Stories of the harmful effects of over-parenting and constant rescuing flood our news media. From parents contacting college professors to argue grades, to calling employers to lobby for their grown kids' raises, to suing schools for having the boldness to kick kids off sports teams for refusing to practice, to kids having no idea how to support themselves financially as young adults—it is mind-boggling. In recent years, we have even seen extreme examples of this with the college admissions scandals.
Jim Fay warned us about helicopter parenting way back in the 1970s and his words have proven true. Fewer young adults feel responsible for their own destinies and more of them are living at home without much ambition to leave. More grandparents are taking care of their kids' offspring as well as their kids' debts.
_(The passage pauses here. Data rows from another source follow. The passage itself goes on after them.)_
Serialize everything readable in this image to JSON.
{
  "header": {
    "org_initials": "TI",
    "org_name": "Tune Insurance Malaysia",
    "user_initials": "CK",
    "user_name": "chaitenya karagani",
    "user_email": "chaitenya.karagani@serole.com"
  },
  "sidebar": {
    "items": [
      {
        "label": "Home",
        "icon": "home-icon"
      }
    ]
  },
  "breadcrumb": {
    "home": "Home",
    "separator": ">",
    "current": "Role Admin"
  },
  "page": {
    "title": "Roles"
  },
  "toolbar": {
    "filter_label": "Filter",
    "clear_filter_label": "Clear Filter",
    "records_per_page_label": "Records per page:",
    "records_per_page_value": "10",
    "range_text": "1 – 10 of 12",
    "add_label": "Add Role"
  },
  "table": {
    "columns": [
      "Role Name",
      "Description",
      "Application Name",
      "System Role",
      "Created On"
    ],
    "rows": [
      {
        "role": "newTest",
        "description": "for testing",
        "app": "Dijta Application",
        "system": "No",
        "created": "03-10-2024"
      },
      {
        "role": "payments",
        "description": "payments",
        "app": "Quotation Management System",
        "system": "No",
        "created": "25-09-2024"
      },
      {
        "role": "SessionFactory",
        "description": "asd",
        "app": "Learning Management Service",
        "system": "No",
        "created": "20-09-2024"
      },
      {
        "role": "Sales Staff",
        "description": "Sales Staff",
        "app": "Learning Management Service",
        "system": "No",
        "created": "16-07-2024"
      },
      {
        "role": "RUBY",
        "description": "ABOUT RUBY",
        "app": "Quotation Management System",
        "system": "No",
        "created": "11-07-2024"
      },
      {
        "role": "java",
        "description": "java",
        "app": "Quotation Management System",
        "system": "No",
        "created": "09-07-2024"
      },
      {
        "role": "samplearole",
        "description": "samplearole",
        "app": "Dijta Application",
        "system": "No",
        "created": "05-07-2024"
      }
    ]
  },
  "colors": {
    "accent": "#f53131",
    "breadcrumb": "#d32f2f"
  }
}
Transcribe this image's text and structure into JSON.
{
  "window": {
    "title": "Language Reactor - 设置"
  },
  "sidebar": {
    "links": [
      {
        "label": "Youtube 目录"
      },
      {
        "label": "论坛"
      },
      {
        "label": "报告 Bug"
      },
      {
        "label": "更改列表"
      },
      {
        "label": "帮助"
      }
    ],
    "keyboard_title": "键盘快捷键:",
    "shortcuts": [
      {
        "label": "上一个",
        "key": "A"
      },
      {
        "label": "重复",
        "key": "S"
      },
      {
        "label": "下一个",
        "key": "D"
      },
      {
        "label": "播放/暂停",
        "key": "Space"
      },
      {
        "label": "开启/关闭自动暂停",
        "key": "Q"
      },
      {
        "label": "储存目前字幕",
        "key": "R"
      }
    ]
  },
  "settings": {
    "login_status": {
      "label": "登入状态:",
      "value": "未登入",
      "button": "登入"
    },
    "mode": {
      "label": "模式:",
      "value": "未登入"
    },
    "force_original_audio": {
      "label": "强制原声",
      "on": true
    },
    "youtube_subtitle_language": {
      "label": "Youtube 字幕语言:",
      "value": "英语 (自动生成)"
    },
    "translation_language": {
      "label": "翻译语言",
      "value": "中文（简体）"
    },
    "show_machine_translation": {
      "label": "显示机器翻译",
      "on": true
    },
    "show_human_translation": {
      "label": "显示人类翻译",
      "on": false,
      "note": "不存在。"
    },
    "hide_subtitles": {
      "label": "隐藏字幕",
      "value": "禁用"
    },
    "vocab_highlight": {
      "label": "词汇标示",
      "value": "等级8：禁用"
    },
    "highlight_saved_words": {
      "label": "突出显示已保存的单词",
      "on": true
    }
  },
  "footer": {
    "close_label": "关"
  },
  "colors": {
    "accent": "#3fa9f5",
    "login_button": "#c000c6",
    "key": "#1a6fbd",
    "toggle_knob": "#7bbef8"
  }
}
At Love and Logic, we want to change the world. We want to help parents raise more responsible young people who can solve problems and take care of themselves out in the world. We know they can do it. All they really need are messages that say they can along with some practice.
If you wanted your child to play the accordion, but never allowed him or her to hold one (because it is too heavy), would you be surprised if he or she never got very good at it?
Often, we do the same thing with solving problems. Kids who never practice solving problems will not magically get better at it. They need repetitions working on and struggling with solving problems.
Rescuing our kids gives them messages that they are weak and can result in them developing a sense of low personal worth. Protecting them from the natural consequences of their decisions deprives them of the opportunity to learn how to make decisions on their own.
What if more adults resisted their urge to jump in and solve problems for kids? What if they said something like, "Wow, that's a tough one, but if any kid can figure it out, you can! Let me know what you decide to do."
Could our world use a few more kids who weren't rendered helpless by too much interference? We believe that the Love and Logic approach to helping kids to make responsible decisions is a better alternative than always rescuing them. For tips on how to help kids learn to make responsible decisions, listen to our audio, Four Steps to Responsibility.
Thanks for reading!